Mainstream Americans are reluctant to speak out in writing, even when it can make a real difference. How can we shift that reluctance and turn writing into action? This chapter suggests six tools to undo the silence by setting aside self-judgment, releasing fear, and tapping our common heritage as powerful thinkers.

Chapter two: Understanding the Silence
What keeps us from writing to make a difference?

Grassroots educator Paulo Freire saw “silencing” as part of our culture. This chapter explores what keeps us from writing and shows people undoing their silence and using the written word to play more powerful roles in a more democratic society.

Chapter three: The FREEWRITING Tool
Letting go of self-judgment

Most people will do just about anything but sit down to write, even though all of us have powerful voices somewhere inside. This tool helps end harmful self-criticism, reach buried insight, and create pages of energetic writing. Stories and exercises make getting started easy.

Getting Comfortable with Freewriting
Tapping Deeper Insights with Freewriting
Using Freewriting

Chapter four: The PROCESS Tool
Finding a Flexible Writing Process You Can Trust

There’s no single recipe for all writing situations, but you almost always save time by doing more than one draft, taking things step by step. Writing comes more easily when you know you'll be able to change it later. Stories and exercises in this chapter show five core mental activities to mix or match for each project.

Why We Need a Process
Developing a Draft
    First core activity: Generating ideas
    Second core activity: Organizing and strategizing
    Third core activity: Writing a “mad draft”
    Fourth core activity: Incubation
    Fifth core activity: Revising the mad draft—in three stages
Adapting the Process to Your Situation

Chapter five: The THINKING Tool
Organizing ideas and framing your message

Learn how experienced writers organize ideas more powerfully with a set of techniques not taught in most schools. Stories, examples, and exercises boost your ability to think critically.

What Makes Thinking Powerful?
Generate and Deepen Ideas
Organize and Connect
Sharpen Your Argument
Back to the Roots
Your Message and the Legacy of Thinking

Chapter six: The AUDIENCE Tool
Who’s going to read it?

Put yourself in your readers’ shoes. Figure out how they see things and how to get their attention. Stories and exercises help you strategize to get your message heard.

Step one: Realize That You’re Writing to Communicate
Step two: Demystify Your Readers
Step three: Analyze Your Audience
Step four: From Analysis to Strategy
Step five: Strategies for Conflict and Confrontation

Chapter seven: The FEEDBACK Tool
How do I know it “works” for readers?

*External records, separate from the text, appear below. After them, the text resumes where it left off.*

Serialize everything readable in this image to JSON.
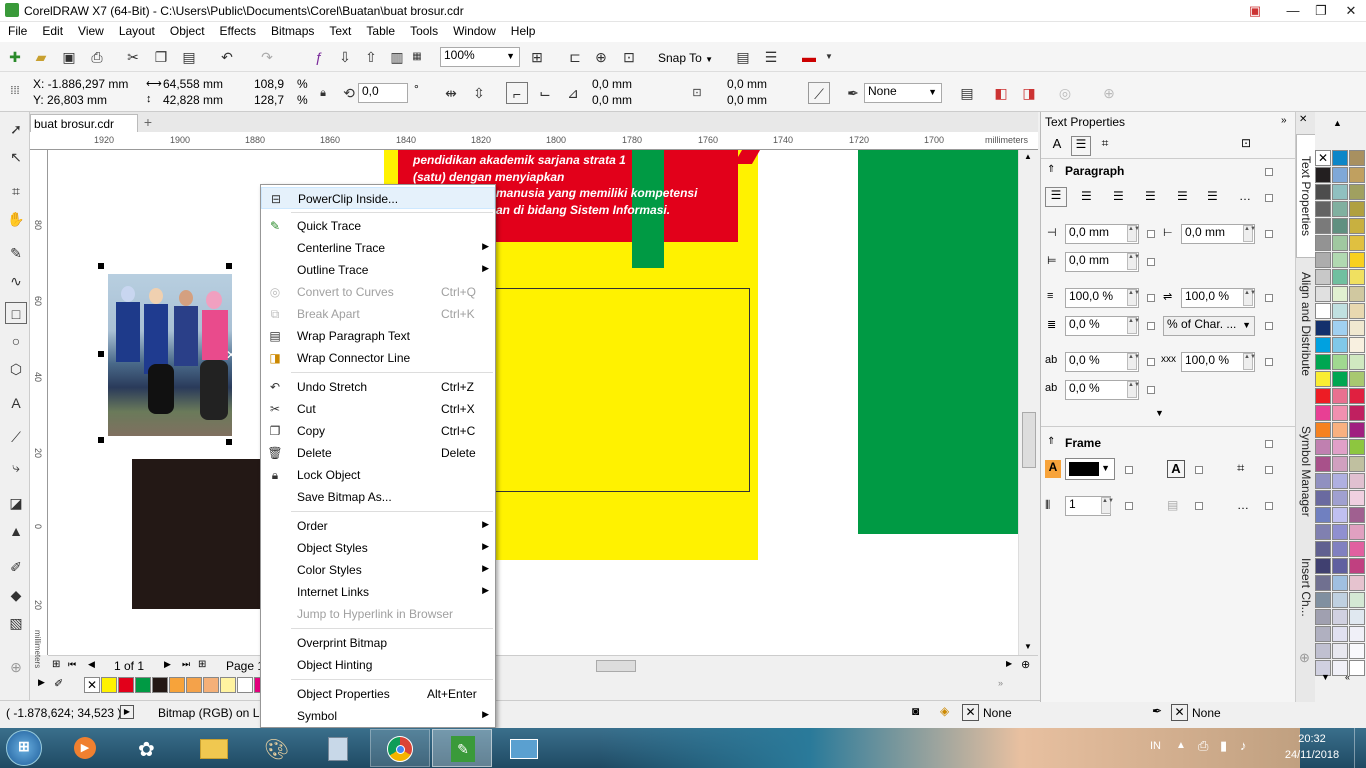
{
  "window": {
    "title": "CorelDRAW X7 (64-Bit) - C:\\Users\\Public\\Documents\\Corel\\Buatan\\buat brosur.cdr"
  },
  "menu": [
    "File",
    "Edit",
    "View",
    "Layout",
    "Object",
    "Effects",
    "Bitmaps",
    "Text",
    "Table",
    "Tools",
    "Window",
    "Help"
  ],
  "toolbar": {
    "zoom": "100%",
    "snap_to": "Snap To"
  },
  "propbar": {
    "x": "X: -1.886,297 mm",
    "y": "Y: 26,803 mm",
    "w": "64,558 mm",
    "h": "42,828 mm",
    "sx": "108,9",
    "sy": "128,7",
    "pct": "%",
    "angle": "0,0",
    "deg": "°",
    "c1": "0,0 mm",
    "c2": "0,0 mm",
    "c3": "0,0 mm",
    "c4": "0,0 mm",
    "outline": "None"
  },
  "doc_tab": "buat brosur.cdr",
  "ruler": {
    "unit": "millimeters",
    "h_ticks": [
      "1920",
      "1900",
      "1880",
      "1860",
      "1840",
      "1820",
      "1800",
      "1780",
      "1760",
      "1740",
      "1720",
      "1700"
    ],
    "v_ticks": [
      "80",
      "60",
      "40",
      "20",
      "0",
      "20",
      "40"
    ],
    "v_unit": "millimeters"
  },
  "canvas_text": {
    "line1": "pendidikan akademik sarjana strata 1",
    "line2": "(satu) dengan menyiapkan",
    "line3": "manusia yang memiliki kompetensi",
    "line4": "an di bidang Sistem Informasi."
  },
  "context_menu": [
    {
      "label": "PowerClip Inside...",
      "icon": "powerclip-icon",
      "highlighted": true
    },
    {
      "sep": true
    },
    {
      "label": "Quick Trace",
      "icon": "trace-icon"
    },
    {
      "label": "Centerline Trace",
      "sub": true
    },
    {
      "label": "Outline Trace",
      "sub": true
    },
    {
      "label": "Convert to Curves",
      "shortcut": "Ctrl+Q",
      "disabled": true,
      "icon": "curves-icon"
    },
    {
      "label": "Break Apart",
      "shortcut": "Ctrl+K",
      "disabled": true,
      "icon": "break-apart-icon"
    },
    {
      "label": "Wrap Paragraph Text",
      "icon": "wrap-text-icon"
    },
    {
      "label": "Wrap Connector Line",
      "icon": "wrap-connector-icon"
    },
    {
      "sep": true
    },
    {
      "label": "Undo Stretch",
      "shortcut": "Ctrl+Z",
      "icon": "undo-icon"
    },
    {
      "label": "Cut",
      "shortcut": "Ctrl+X",
      "icon": "cut-icon"
    },
    {
      "label": "Copy",
      "shortcut": "Ctrl+C",
      "icon": "copy-icon"
    },
    {
      "label": "Delete",
      "shortcut": "Delete",
      "icon": "delete-icon"
    },
    {
      "label": "Lock Object",
      "icon": "lock-icon"
    },
    {
      "label": "Save Bitmap As..."
    },
    {
      "sep": true
    },
    {
      "label": "Order",
      "sub": true
    },
    {
      "label": "Object Styles",
      "sub": true
    },
    {
      "label": "Color Styles",
      "sub": true
    },
    {
      "label": "Internet Links",
      "sub": true
    },
    {
      "label": "Jump to Hyperlink in Browser",
      "disabled": true
    },
    {
      "sep": true
    },
    {
      "label": "Overprint Bitmap"
    },
    {
      "label": "Object Hinting"
    },
    {
      "sep": true
    },
    {
      "label": "Object Properties",
      "shortcut": "Alt+Enter"
    },
    {
      "label": "Symbol",
      "sub": true
    }
  ],
  "pagebar": {
    "page_count": "1 of 1",
    "page_name": "Page 1"
  },
  "status": {
    "coords": "( -1.878,624; 34,523 )",
    "object": "Bitmap (RGB) on La",
    "fill_none": "None",
    "outline_none": "None"
  },
  "text_properties": {
    "title": "Text Properties",
    "paragraph": "Paragraph",
    "indent_left": "0,0 mm",
    "indent_right": "0,0 mm",
    "indent_first": "0,0 mm",
    "line_spacing": "100,0 %",
    "char_spacing": "100,0 %",
    "before": "0,0 %",
    "spacing_unit": "% of Char. ...",
    "word": "0,0 %",
    "word2": "100,0 %",
    "lang": "0,0 %",
    "frame": "Frame",
    "columns": "1"
  },
  "side_tabs": [
    "Text Properties",
    "Align and Distribute",
    "Symbol Manager",
    "Insert Ch..."
  ],
  "palette_colors": [
    "#ffffff",
    "#000000",
    "#ff0000",
    "#009a44",
    "#1a1a1a",
    "#f7a33a",
    "#f7a33a",
    "#f4a460",
    "#fff2a0",
    "#ffffff"
  ],
  "right_palette": [
    "#ffffff",
    "#0c86c8",
    "#1c9c43",
    "#231f20",
    "#4d4d4d",
    "#6c6c6c",
    "#898989",
    "#a6a6a6",
    "#c7c7c7",
    "#e1e1e1",
    "#ffffff",
    "#00a1e0",
    "#13306c",
    "#00a651",
    "#ed1c24",
    "#e83f94",
    "#f58220",
    "#f9ed32",
    "#8dc63f",
    "#a8518a",
    "#9090c0",
    "#6a6aa0",
    "#a0a0d0",
    "#404070",
    "#e6c3cf",
    "#d4e8d4"
  ],
  "taskbar": {
    "time": "20:32",
    "date": "24/11/2018",
    "lang": "IN"
  }
}
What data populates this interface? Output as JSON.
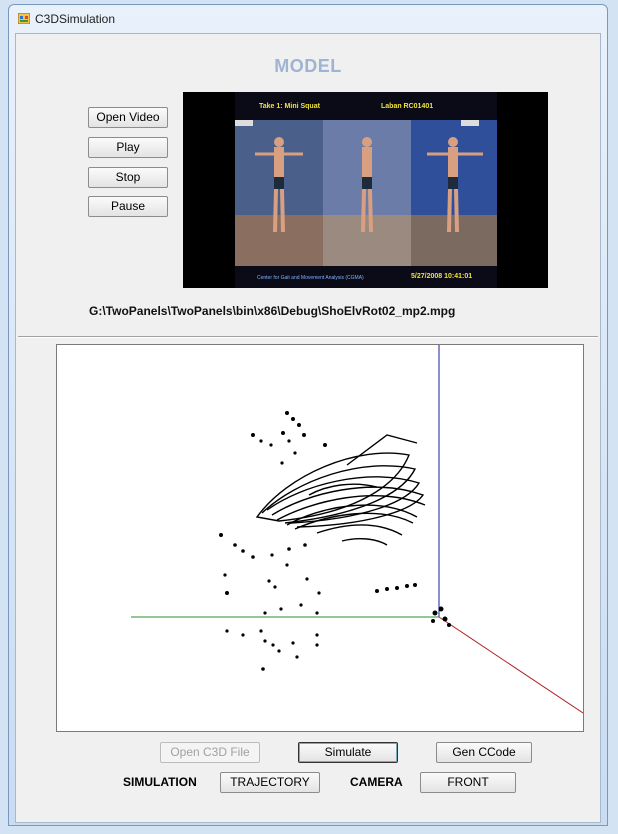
{
  "window": {
    "title": "C3DSimulation"
  },
  "model": {
    "heading": "MODEL",
    "buttons": {
      "open_video": "Open Video",
      "play": "Play",
      "stop": "Stop",
      "pause": "Pause"
    },
    "video": {
      "title_left": "Take 1: Mini Squat",
      "title_right": "Laban RC01401",
      "footer_left": "Center for Gait and Movement Analysis (CGMA)",
      "footer_right": "5/27/2008 10:41:01"
    },
    "file_path": "G:\\TwoPanels\\TwoPanels\\bin\\x86\\Debug\\ShoElvRot02_mp2.mpg"
  },
  "toolbar": {
    "open_c3d": "Open C3D File",
    "simulate": "Simulate",
    "gen_ccode": "Gen CCode",
    "simulation_label": "SIMULATION",
    "trajectory": "TRAJECTORY",
    "camera_label": "CAMERA",
    "front": "FRONT"
  },
  "colors": {
    "x_axis": "#2e8b2e",
    "y_axis": "#1e1e9c",
    "z_axis": "#b22222",
    "heading": "#9fb3d3"
  },
  "icons": {
    "app": "window-app-icon"
  }
}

Receive real support from a group method that sidesteps traditional critique to help you develop ideas more fully and build democracy at the same time. Stories and exercises help you give and receive empowering feedback with or without a group.

An Overview of the Feedback Tool
Fine-Tuning the Process
Common questions about the Feedback Tool
Starting a Group and Adapting the Method
A Tool for Transformation

Chapter eight: The WORD-POWER Tool
Review it all and fine-tune your language for readers

Check the action in your sentences, cut out the “lard,” and learn what you need to avoid the “grammar gatekeepers” that make so many writers uneasy. Examples and exercises show how to clean up all those little things that frustrate readers and how to strengthen your power with words.

Looking at Your Draft with Readers’ Eyes
Cutting to Keep It Simple
Linking and Transitions
Grammar is Power
High-Energy Language

Chapter nine: “Lift every Voice”
Getting active with writing

Find subjects you’re passionate about, balance urgency and joy, seek small and larger ways to go public with writing, and find supportive community.

Appendix A: Letters to the Editor

Appendix B: Two kinds of Opinion Columns

Appendix C: Letters of Inquiry for Funders More Resources

About the Author


Louise Dunlap •
February 27, 2013